05-09-2007 | |
Probiotics in pigs may reduce Salmonella

Probiotics have shown promise in reducing incidence of Salmonella (picture) in pigs, say researchers from the UK.

Probiotics, also known as ‘good bacteria’ naturally occur in the gut of humans and other animals and are understood to boost immunity and help prevent bad bacteria from causing illness.

By adding them to feed or food, the aim is to boost the population of good bacteria in the gut to improve the digestive process.

Increase food safety
Now, however, it seems there may be grounds for probiotics to be fed to pigs to reduce incidence of Salmonella – an idea that could not only open a new sales channel for suppliers but also increase the safety of food products and decrease salmonella cases in humans.

Researchers from the UK’s Veterinary Laboratories Agency in Weybridge, Surrey, reported positive results from a 3D model of a pig gut. Their findings are presented today at the meeting of Society for General Microbiology in Edinburgh, UK.

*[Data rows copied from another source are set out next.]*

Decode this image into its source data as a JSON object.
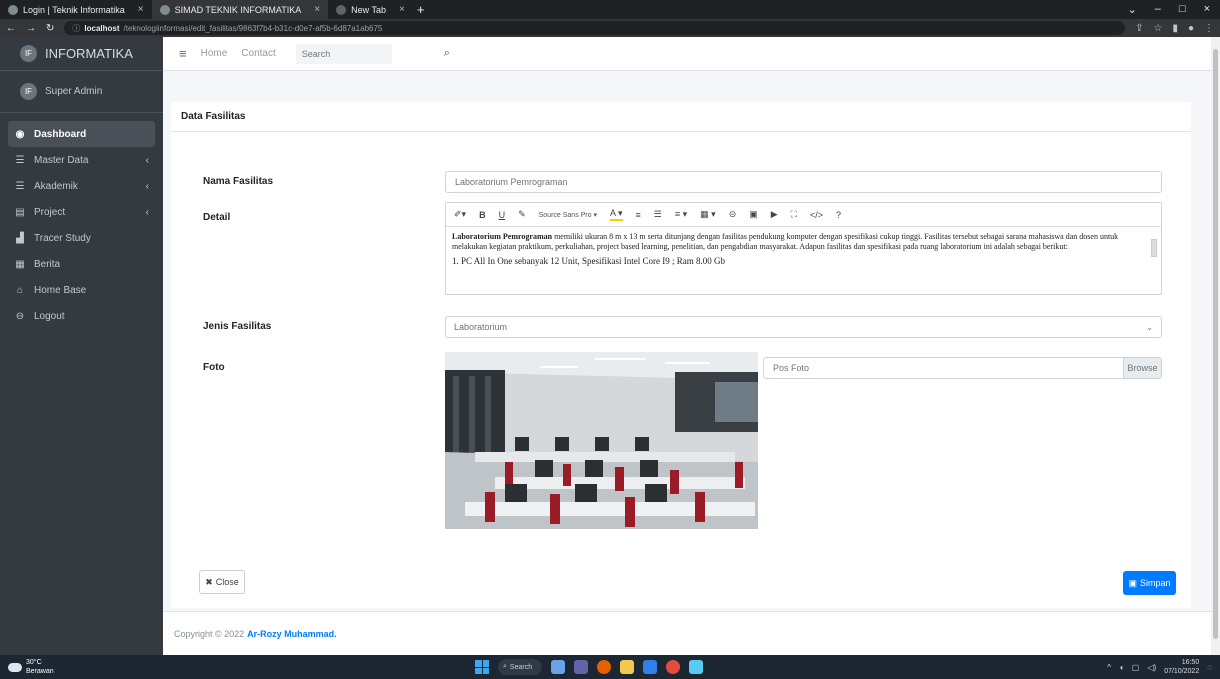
{
  "browser": {
    "tabs": [
      {
        "title": "Login | Teknik Informatika",
        "close": "×"
      },
      {
        "title": "SIMAD TEKNIK INFORMATIKA",
        "close": "×"
      },
      {
        "title": "New Tab",
        "close": "×"
      }
    ],
    "new_tab": "+",
    "url_host": "localhost",
    "url_path": "/teknologiinformasi/edit_fasilitas/9863f7b4-b31c-d0e7-af5b-6d87a1ab675",
    "window_controls": [
      "⌄",
      "–",
      "□",
      "×"
    ]
  },
  "sidebar": {
    "brand_logo": "IF",
    "brand": "INFORMATIKA",
    "user_logo": "IF",
    "user": "Super Admin",
    "items": [
      {
        "label": "Dashboard",
        "icon": "palette-icon",
        "glyph": "◉",
        "active": true,
        "arrow": ""
      },
      {
        "label": "Master Data",
        "icon": "list-icon",
        "glyph": "☰",
        "active": false,
        "arrow": "‹"
      },
      {
        "label": "Akademik",
        "icon": "list-icon",
        "glyph": "☰",
        "active": false,
        "arrow": "‹"
      },
      {
        "label": "Project",
        "icon": "database-icon",
        "glyph": "▤",
        "active": false,
        "arrow": "‹"
      },
      {
        "label": "Tracer Study",
        "icon": "chart-icon",
        "glyph": "▟",
        "active": false,
        "arrow": ""
      },
      {
        "label": "Berita",
        "icon": "newspaper-icon",
        "glyph": "▦",
        "active": false,
        "arrow": ""
      },
      {
        "label": "Home Base",
        "icon": "home-icon",
        "glyph": "⌂",
        "active": false,
        "arrow": ""
      },
      {
        "label": "Logout",
        "icon": "logout-icon",
        "glyph": "⊖",
        "active": false,
        "arrow": ""
      }
    ]
  },
  "topbar": {
    "menu_icon": "≡",
    "home": "Home",
    "contact": "Contact",
    "search_placeholder": "Search",
    "search_icon": "⌕"
  },
  "card": {
    "title": "Data Fasilitas",
    "labels": {
      "nama": "Nama Fasilitas",
      "detail": "Detail",
      "jenis": "Jenis Fasilitas",
      "foto": "Foto"
    },
    "nama_value": "Laboratorium Pemrograman",
    "editor": {
      "toolbar": [
        "✐▾",
        "B",
        "U",
        "✎",
        "Source Sans Pro ▾",
        "A ▾",
        "≡",
        "☰",
        "≡ ▾",
        "▦ ▾",
        "⊝",
        "▣",
        "▶",
        "⛶",
        "</>",
        "?"
      ],
      "bold_lead": "Laboratorium Pemrograman",
      "text": " memiliki ukuran 8 m x 13 m serta ditunjang dengan fasilitas pendukung komputer dengan spesifikasi cukup tinggi. Fasilitas tersebut sebagai sarana mahasiswa dan dosen untuk melakukan kegiatan praktikum, perkuliahan, project based learning, penelitian, dan pengabdian masyarakat. Adapun fasilitas dan spesifikasi pada ruang laboratorium ini adalah sebagai berikut:",
      "list_item": "1.  PC All In One sebanyak 12 Unit, Spesifikasi Intel Core I9 ; Ram 8.00 Gb"
    },
    "jenis_value": "Laboratorium",
    "file_placeholder": "Pos Foto",
    "browse": "Browse",
    "close_icon": "✖",
    "close": "Close",
    "save_icon": "▣",
    "save": "Simpan"
  },
  "footer": {
    "text": "Copyright © 2022",
    "author": "Ar-Rozy Muhammad."
  },
  "taskbar": {
    "temp": "30°C",
    "weather": "Berawan",
    "search": "Search",
    "time": "16:50",
    "date": "07/10/2022"
  }
}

Pig gut model
The experiment involved a special technique based on NASA space technology that enabled the researchers to grow pieces of pig gut in a three-dimentional matrix that replicates the natural environment inside a pig’s gut.

“The 3D model specifically allows us to test the potential benefits of probiotics as viable alternatives to growth promoters in pigs,” said researcher James Collins.

The researchers said that although they have seen benefits from the probiotics, they have not yet established exactly how they work to reduce pathogens and bring about other health benefits. They hope the model will prove instrumental in shedding light on the mechanism.

Related websites:
• Veterinary Laboratories Agency
• Society of General Microbiology


Please also check the special Probiotics file

For the latest pig news, subscribe here